Breast cancer is a progressive disease that advances through many stages. Doctors use a staging system to determine the extent of the cancer and the best treatment options.
Stage 0. Stage 0 is sometimes called noninvasive carcinoma or ductal carcinoma in situ. In stage 0, the cancer hasn’t spread from the duct into the surrounding breast tissues.
Stage I. In stage I, the cancer cells haven’t spread beyond the breast and the tumor is no more than 2 centimeters in size.
Stage II. In stage II, the cancer is 2 centimeters or smaller and has spread to underarm lymph nodes, or the tumor in the breast is larger than 2 centimeters but smaller than 5 centimeters and hasn’t spread to lymph nodes under the arm.
Stage III. Stage III, or locally advanced cancer, means the tumor in the breast is larger than 5 centimeters and cancer has more considerably involved the axillary lymph nodes, causing them to be attached to each other or to other structures, or has spread to the other lymph nodes near the breastbone or other tissues such as the skin of the breast or chest wall.
Stage IV. Stage IV cancer means the tumor has spread from the breast to other parts of the body, such as the brain, lungs, bones and liver.
Recurrent Cancer. Recurrent cancer means that the disease reappears after the initial treatment, even though treatment was at first successful. This is either because undetected cancer cells remained in the body or the disease spread before treatment began.
The choice of treatment depends on the patient's age and general health, and the type and stage of cancer. The stage is determined by the size of the tumor and whether it has reached the lymph nodes of the armpit (axilla) or has spread (metastasized) to the liver, brain, lungs or bones. Oncologists may suggest one or a blend of treatments.
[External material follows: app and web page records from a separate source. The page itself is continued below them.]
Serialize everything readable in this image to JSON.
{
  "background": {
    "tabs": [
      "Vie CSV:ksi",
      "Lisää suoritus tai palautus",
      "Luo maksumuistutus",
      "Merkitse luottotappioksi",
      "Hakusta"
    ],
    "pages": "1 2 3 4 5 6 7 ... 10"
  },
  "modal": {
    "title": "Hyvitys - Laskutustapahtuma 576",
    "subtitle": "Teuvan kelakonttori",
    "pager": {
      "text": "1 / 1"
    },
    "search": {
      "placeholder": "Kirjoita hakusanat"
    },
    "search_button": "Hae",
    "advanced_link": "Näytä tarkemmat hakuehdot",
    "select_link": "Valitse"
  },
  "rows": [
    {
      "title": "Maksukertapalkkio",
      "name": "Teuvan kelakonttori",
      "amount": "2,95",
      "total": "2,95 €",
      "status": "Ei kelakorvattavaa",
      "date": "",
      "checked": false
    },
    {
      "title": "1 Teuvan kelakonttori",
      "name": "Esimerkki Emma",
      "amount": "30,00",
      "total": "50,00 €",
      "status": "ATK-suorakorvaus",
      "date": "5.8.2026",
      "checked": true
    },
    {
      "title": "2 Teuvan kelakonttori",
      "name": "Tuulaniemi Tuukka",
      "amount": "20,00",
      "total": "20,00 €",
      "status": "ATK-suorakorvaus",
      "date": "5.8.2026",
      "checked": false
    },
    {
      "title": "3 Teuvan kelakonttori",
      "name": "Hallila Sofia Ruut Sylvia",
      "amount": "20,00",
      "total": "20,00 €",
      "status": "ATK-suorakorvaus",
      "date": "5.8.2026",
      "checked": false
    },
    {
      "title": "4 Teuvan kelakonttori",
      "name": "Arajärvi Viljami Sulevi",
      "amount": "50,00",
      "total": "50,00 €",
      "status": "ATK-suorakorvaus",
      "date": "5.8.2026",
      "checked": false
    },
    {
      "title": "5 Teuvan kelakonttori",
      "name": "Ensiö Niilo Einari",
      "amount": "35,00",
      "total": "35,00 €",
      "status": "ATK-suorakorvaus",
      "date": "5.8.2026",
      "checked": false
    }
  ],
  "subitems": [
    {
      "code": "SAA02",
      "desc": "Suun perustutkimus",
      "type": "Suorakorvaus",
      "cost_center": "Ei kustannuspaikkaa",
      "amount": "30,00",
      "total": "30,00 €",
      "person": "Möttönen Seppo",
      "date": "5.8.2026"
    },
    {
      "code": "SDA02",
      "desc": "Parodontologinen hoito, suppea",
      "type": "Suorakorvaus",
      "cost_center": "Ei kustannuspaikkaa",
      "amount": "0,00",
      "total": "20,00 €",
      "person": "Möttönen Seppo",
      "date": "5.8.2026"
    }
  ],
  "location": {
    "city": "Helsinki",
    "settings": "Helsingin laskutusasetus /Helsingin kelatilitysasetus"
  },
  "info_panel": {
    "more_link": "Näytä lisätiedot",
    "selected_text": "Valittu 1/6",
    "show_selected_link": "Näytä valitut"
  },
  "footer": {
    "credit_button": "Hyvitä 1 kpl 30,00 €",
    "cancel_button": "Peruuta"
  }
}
The goal is to remove or kill all cancer cells in the body. Treatment for later-staged cancer cases aim to provide comfort and improve your quality of life.